By now you have heard Andy Rooney died. When he retired last month, I talked about the thousands of things he said on television.
But for me, his lasting achievement is his book, "My War," a memoir of his days as a combat correspondent during World War II.
"My War" by Andy Rooney (Public Affairs Books)
It is at once a coming-of-age story, an adventure, and most of all, a book of wisdom.
"Most of us," he wrote, "use only a portion of our brains as we live our lives at half-speed and on schedule - sleeping when we are not tired, eating when we are not hungry." But war, he wrote, changes all that, "causing people to do things they didn't know they could do."

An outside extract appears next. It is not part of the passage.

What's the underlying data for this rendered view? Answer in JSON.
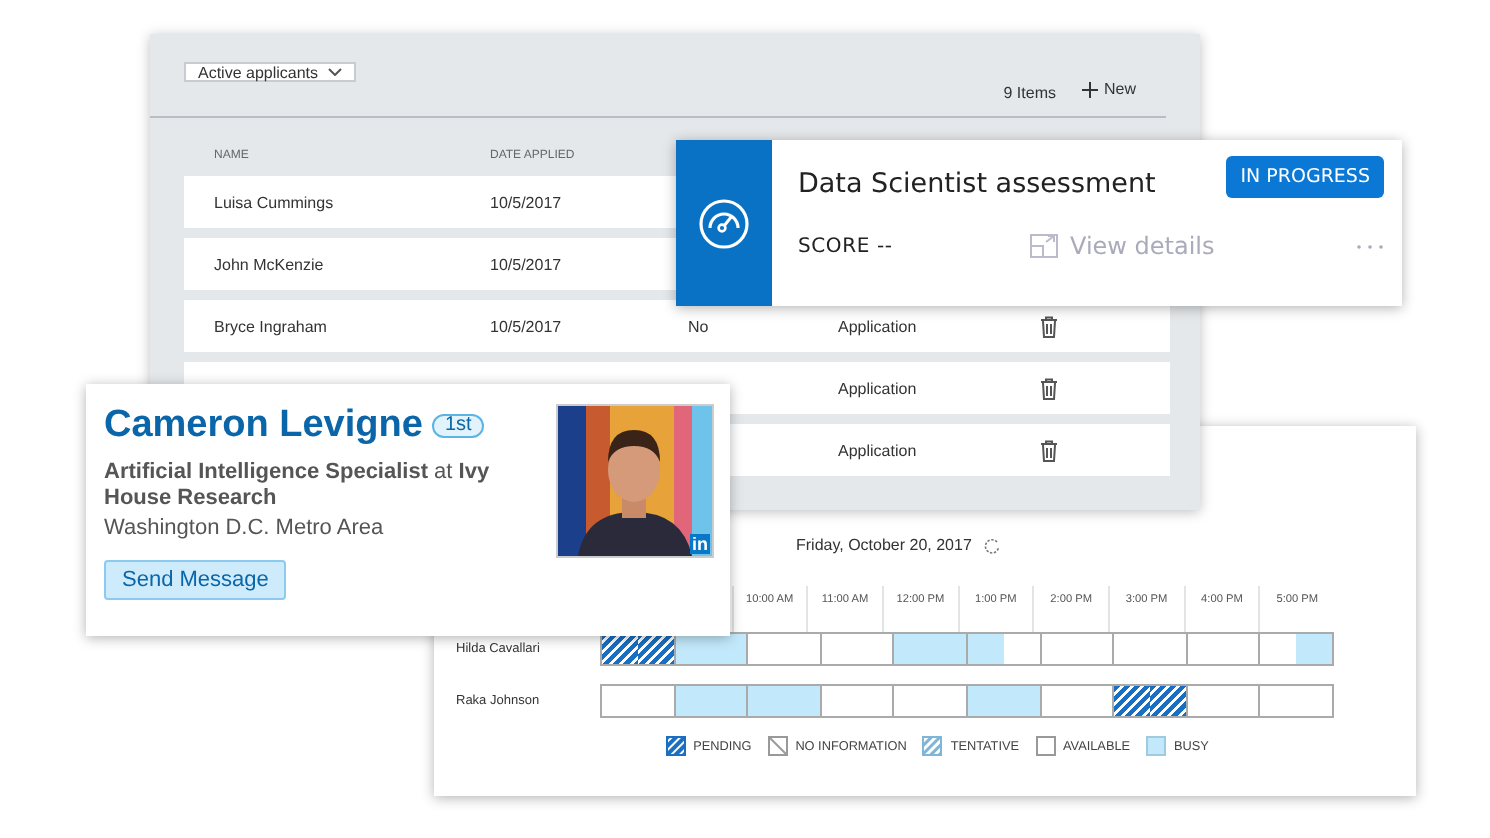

Yet, he didn't go to war movies, he wrote, because he didn't consider war entertainment.
He described war for those who survive as an experience like no other, but he said, "I've tried to empty my brain of those memories by writing them down."
For all his eccentricities, Andy was a wise man whose work in the age of texting and thoughtless instant discourse reminds us that the English language is among our most precious assets, and properly used, one of the most powerful weapons in the American arsenal.
Andy, you were one of a kind.